Type I: dural arterial supply drains anterograde into venous sinus.
Type II: dural arterial supply drains into venous sinus. High pressure in sinus results in both anterograde drainage and retrograde drainage via subarachnoid veins.
Type III: dural arterial supply drains retrograde into subarachnoid veins.
Type I dural arteriovenous fistulas are suppied by meningeal arteries and drain into a meningeal vein or dural venous sinus. The flow within the draining vein or venous sinus is anterograde.
Type Ia – simple dural arteriovenous fistulas have a single meningeal arterial supply
Type Ib – more complex arteriovenous fistulas are supplied by multiple meningeal arteries
The distinction between Types Ia and Ib is somewhat specious as there is a rich system of meningeal arterial collaterals. Type I dural fistulas are often asymptomatic, do not have a high risk of bleeding and do not necessarily need to be treated.
The high pressure within a Type II dural AV fistula causes blood to flow in a retrograde fashion into subarachnoid veins which normally drain into the sinus. Typically this is because the sinus has outflow obstruction. Such draining veins form venous varices or aneurysms which can bleed. Type II fistulas need to be treated to prevent hemorrhage. The treatment may involve embolization of the draining sinus as well as clipping or embolization of the draining veins.

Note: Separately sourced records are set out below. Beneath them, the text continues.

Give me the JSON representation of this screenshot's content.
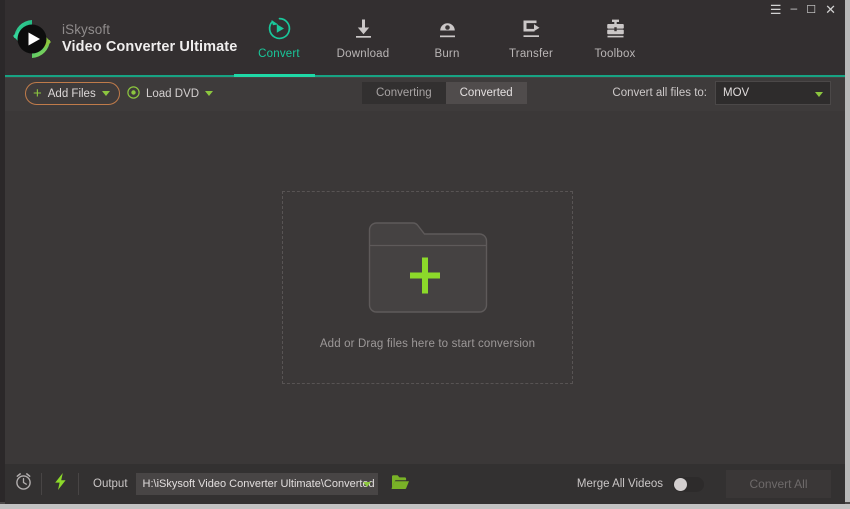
{
  "window": {
    "controls": [
      {
        "name": "menu",
        "glyph": "☰"
      },
      {
        "name": "minimize",
        "glyph": "–"
      },
      {
        "name": "maximize",
        "glyph": "☐"
      },
      {
        "name": "close",
        "glyph": "✕"
      }
    ]
  },
  "brand": {
    "line1": "iSkysoft",
    "line2": "Video Converter Ultimate",
    "logo_icon": "play-circle-refresh-logo",
    "accent_green": "#19c79a",
    "accent_lime": "#8cc63f"
  },
  "nav": {
    "items": [
      {
        "label": "Convert",
        "icon": "convert-icon",
        "active": true
      },
      {
        "label": "Download",
        "icon": "download-icon",
        "active": false
      },
      {
        "label": "Burn",
        "icon": "burn-disc-icon",
        "active": false
      },
      {
        "label": "Transfer",
        "icon": "transfer-icon",
        "active": false
      },
      {
        "label": "Toolbox",
        "icon": "toolbox-icon",
        "active": false
      }
    ]
  },
  "toolbar": {
    "add_files_label": "Add Files",
    "add_files_icon": "plus-icon",
    "add_files_caret": "chevron-down-icon",
    "load_dvd_label": "Load DVD",
    "load_dvd_icon": "disc-icon",
    "load_dvd_caret": "chevron-down-icon",
    "tabs": [
      {
        "label": "Converting",
        "active": true
      },
      {
        "label": "Converted",
        "active": false
      }
    ],
    "convert_all_to_label": "Convert all files to:",
    "convert_all_to_value": "MOV",
    "convert_all_to_caret": "chevron-down-icon"
  },
  "dropzone": {
    "icon": "folder-plus-icon",
    "text": "Add or Drag files here to start conversion"
  },
  "bottom": {
    "timer_icon": "alarm-clock-icon",
    "accel_icon": "lightning-bolt-icon",
    "output_label": "Output",
    "output_path": "H:\\iSkysoft Video Converter Ultimate\\Converted",
    "output_caret": "chevron-down-icon",
    "open_folder_icon": "folder-open-icon",
    "merge_label": "Merge All Videos",
    "merge_enabled": false,
    "convert_all_button": "Convert All"
  }
}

Type III dural AV fistulas drain directly into subarachnoid veins. These veins can form aneurysms and bleed. Type III dural fistulas need to be treated to prevent hemorrhage. Treatment can be as simple as clipping the draining vein at the site of the dural sinus. If treatment involves embolization, it will only typically be effective if the glue traverses the actual fistula and enters, at least slightly, the draining vein.